General

Mondaq may alter or amend these Terms by amending them on the Website. By continuing to Use the Services and/or the Website after such amendment, you will be deemed to have accepted any amendment to these Terms.

These Terms shall be governed by and construed in accordance with the laws of England and Wales and you irrevocably submit to the exclusive jurisdiction of the courts of England and Wales to settle any dispute which may arise out of or in connection with these Terms. If you live outside the United Kingdom, English law shall apply only to the extent that English law shall not deprive you of any legal protection accorded in accordance with the law of the place where you are habitually resident ("Local Law"). In the event English law deprives you of any legal protection which is accorded to you under Local Law, then these terms shall be governed by Local Law and any dispute or claim arising out of or in connection with these Terms shall be subject to the non-exclusive jurisdiction of the courts where you are habitually resident.

You may print and keep a copy of these Terms, which form the entire agreement between you and Mondaq and supersede any other communications or advertising in respect of the Service and/or the Website.

No delay in exercising or non-exercise by you and/or Mondaq of any of its rights under or in connection with these Terms shall operate as a waiver or release of each of your or Mondaq’s right. Rather, any such waiver or release must be specifically granted in writing signed by the party granting it.

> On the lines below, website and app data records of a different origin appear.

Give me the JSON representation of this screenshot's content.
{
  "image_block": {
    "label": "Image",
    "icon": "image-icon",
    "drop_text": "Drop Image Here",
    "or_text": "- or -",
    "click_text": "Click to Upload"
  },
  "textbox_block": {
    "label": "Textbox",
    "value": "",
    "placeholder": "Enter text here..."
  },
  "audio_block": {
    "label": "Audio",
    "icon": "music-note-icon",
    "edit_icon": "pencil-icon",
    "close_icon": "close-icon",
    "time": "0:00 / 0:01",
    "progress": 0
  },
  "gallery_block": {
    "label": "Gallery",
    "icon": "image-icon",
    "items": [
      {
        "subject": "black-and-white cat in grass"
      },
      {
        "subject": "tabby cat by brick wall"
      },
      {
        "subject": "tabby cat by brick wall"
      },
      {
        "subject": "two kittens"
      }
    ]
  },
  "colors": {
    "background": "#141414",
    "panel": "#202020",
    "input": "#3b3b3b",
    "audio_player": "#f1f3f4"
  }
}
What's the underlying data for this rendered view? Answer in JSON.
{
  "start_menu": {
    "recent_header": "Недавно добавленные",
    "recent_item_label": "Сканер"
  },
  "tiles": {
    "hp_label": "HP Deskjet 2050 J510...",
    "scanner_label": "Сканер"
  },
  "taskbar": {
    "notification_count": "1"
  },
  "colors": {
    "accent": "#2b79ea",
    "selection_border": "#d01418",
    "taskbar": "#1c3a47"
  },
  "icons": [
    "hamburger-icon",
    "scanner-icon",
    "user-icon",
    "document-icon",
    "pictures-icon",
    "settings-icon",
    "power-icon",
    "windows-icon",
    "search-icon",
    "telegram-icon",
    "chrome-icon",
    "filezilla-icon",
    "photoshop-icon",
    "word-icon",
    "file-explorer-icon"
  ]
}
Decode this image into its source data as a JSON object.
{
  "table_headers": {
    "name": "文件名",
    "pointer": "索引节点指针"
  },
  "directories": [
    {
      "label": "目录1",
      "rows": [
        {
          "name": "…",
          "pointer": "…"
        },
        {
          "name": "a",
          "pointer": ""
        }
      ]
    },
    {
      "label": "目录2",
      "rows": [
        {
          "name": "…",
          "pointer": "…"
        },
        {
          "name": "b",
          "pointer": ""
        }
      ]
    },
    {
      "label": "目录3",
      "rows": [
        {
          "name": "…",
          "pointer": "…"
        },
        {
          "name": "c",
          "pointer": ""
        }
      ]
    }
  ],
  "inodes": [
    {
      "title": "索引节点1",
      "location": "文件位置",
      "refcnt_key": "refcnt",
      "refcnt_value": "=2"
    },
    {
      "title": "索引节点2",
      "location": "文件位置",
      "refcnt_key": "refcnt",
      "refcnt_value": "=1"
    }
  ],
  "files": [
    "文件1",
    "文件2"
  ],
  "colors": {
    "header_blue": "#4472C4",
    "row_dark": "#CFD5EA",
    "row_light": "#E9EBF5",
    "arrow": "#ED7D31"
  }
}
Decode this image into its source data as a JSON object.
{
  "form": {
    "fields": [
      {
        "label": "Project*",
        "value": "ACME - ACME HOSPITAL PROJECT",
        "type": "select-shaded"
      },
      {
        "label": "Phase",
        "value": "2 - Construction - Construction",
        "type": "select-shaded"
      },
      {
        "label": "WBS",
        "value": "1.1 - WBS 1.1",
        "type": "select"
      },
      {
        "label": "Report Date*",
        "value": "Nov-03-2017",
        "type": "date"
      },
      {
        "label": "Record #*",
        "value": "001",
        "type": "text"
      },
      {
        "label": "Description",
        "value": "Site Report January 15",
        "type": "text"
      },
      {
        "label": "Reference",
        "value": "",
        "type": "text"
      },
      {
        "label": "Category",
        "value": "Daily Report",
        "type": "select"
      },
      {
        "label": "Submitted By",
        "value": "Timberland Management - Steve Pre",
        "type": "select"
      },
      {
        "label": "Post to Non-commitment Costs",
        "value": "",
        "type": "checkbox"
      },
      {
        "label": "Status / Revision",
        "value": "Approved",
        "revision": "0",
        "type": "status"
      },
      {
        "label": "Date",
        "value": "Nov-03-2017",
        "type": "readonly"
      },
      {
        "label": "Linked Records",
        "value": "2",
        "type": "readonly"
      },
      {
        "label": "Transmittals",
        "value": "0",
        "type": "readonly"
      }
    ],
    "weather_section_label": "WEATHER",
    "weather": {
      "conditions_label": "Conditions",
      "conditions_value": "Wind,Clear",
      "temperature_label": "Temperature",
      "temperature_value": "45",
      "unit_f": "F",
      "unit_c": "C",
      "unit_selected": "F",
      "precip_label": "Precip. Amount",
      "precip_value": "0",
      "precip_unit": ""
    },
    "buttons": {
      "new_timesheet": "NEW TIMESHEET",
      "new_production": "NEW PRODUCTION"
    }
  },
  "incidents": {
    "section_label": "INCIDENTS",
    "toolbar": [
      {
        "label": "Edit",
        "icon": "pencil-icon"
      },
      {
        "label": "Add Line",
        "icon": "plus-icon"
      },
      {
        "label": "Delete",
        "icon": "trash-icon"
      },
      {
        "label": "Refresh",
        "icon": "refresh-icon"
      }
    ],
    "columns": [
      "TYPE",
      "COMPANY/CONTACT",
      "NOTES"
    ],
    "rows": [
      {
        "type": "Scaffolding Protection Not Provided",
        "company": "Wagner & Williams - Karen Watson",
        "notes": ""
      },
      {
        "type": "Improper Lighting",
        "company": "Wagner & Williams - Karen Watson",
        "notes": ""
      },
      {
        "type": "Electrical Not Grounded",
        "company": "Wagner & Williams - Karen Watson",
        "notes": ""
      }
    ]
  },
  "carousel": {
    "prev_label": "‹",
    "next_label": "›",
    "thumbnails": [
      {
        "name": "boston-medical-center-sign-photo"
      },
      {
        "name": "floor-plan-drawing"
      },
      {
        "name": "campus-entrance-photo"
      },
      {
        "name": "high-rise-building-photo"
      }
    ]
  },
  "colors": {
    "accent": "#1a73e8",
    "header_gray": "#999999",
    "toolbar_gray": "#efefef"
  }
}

If any part of these Terms is held unenforceable, that part shall be enforced to the maximum extent permissible so as to give effect to the intent of the parties, and the Terms shall continue in full force and effect.

Mondaq shall not incur any liability to you on account of any loss or damage resulting from any delay or failure to perform all or any part of these Terms if such delay or failure is caused, in whole or in part, by events, occurrences, or causes beyond the control of Mondaq. Such events, occurrences or causes will include, without limitation, acts of God, strikes, lockouts, server and network failure, riots, acts of war, earthquakes, fire and explosions.

By clicking Register you state you have read and agree to our Terms and Conditions